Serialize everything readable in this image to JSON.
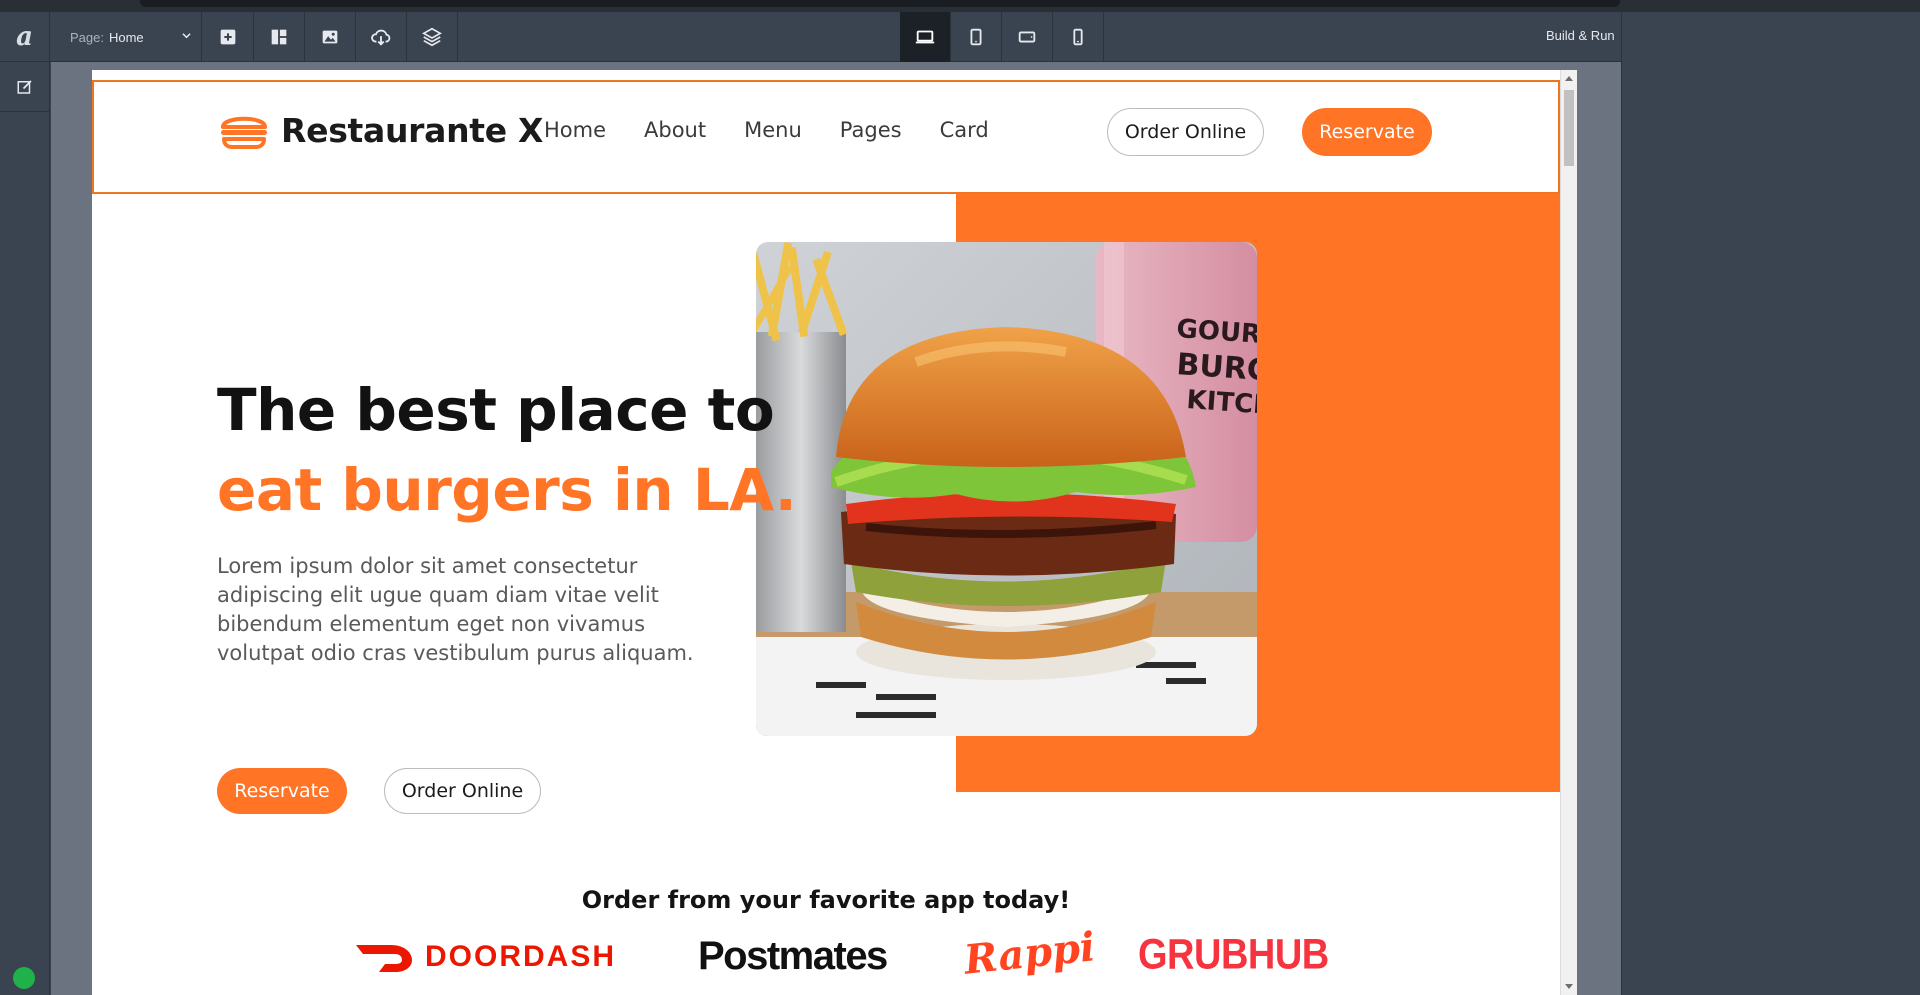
{
  "toolbar": {
    "logo": "a",
    "page_label": "Page:",
    "page_value": "Home",
    "build_label": "Build & Run",
    "tools": [
      "add-icon",
      "layout-icon",
      "image-icon",
      "cloud-download-icon",
      "layers-icon"
    ],
    "devices": [
      "desktop-icon",
      "tablet-icon",
      "tablet-landscape-icon",
      "mobile-icon"
    ],
    "active_device": "desktop-icon"
  },
  "sidebar": {
    "items": [
      "edit-icon"
    ],
    "status_color": "#20b14a"
  },
  "site": {
    "brand": "Restaurante X",
    "nav": [
      "Home",
      "About",
      "Menu",
      "Pages",
      "Card"
    ],
    "header_order": "Order Online",
    "header_reservate": "Reservate",
    "hero_line1": "The best place to",
    "hero_line2": "eat burgers in LA.",
    "hero_text": "Lorem ipsum dolor sit amet consectetur adipiscing elit ugue quam diam vitae velit bibendum elementum eget non vivamus volutpat odio cras vestibulum purus aliquam.",
    "hero_reservate": "Reservate",
    "hero_order": "Order Online",
    "image_sign": "GOURMET BURGER KITCHEN",
    "order_title": "Order from your favorite app today!",
    "apps": [
      "DOORDASH",
      "Postmates",
      "Rappi",
      "GRUBHUB"
    ],
    "accent": "#ff7425"
  }
}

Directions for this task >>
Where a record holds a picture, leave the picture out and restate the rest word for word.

Worked solution >>
Serialize everything readable in this image to JSON.
{
  "toolbar": {
    "logo": "a",
    "page_label": "Page:",
    "page_value": "Home",
    "build_label": "Build & Run",
    "tools": [
      "add-icon",
      "layout-icon",
      "image-icon",
      "cloud-download-icon",
      "layers-icon"
    ],
    "devices": [
      "desktop-icon",
      "tablet-icon",
      "tablet-landscape-icon",
      "mobile-icon"
    ],
    "active_device": "desktop-icon"
  },
  "sidebar": {
    "items": [
      "edit-icon"
    ],
    "status_color": "#20b14a"
  },
  "site": {
    "brand": "Restaurante X",
    "nav": [
      "Home",
      "About",
      "Menu",
      "Pages",
      "Card"
    ],
    "header_order": "Order Online",
    "header_reservate": "Reservate",
    "hero_line1": "The best place to",
    "hero_line2": "eat burgers in LA.",
    "hero_text": "Lorem ipsum dolor sit amet consectetur adipiscing elit ugue quam diam vitae velit bibendum elementum eget non vivamus volutpat odio cras vestibulum purus aliquam.",
    "hero_reservate": "Reservate",
    "hero_order": "Order Online",
    "image_sign": "GOURMET BURGER KITCHEN",
    "order_title": "Order from your favorite app today!",
    "apps": [
      "DOORDASH",
      "Postmates",
      "Rappi",
      "GRUBHUB"
    ],
    "accent": "#ff7425"
  }
}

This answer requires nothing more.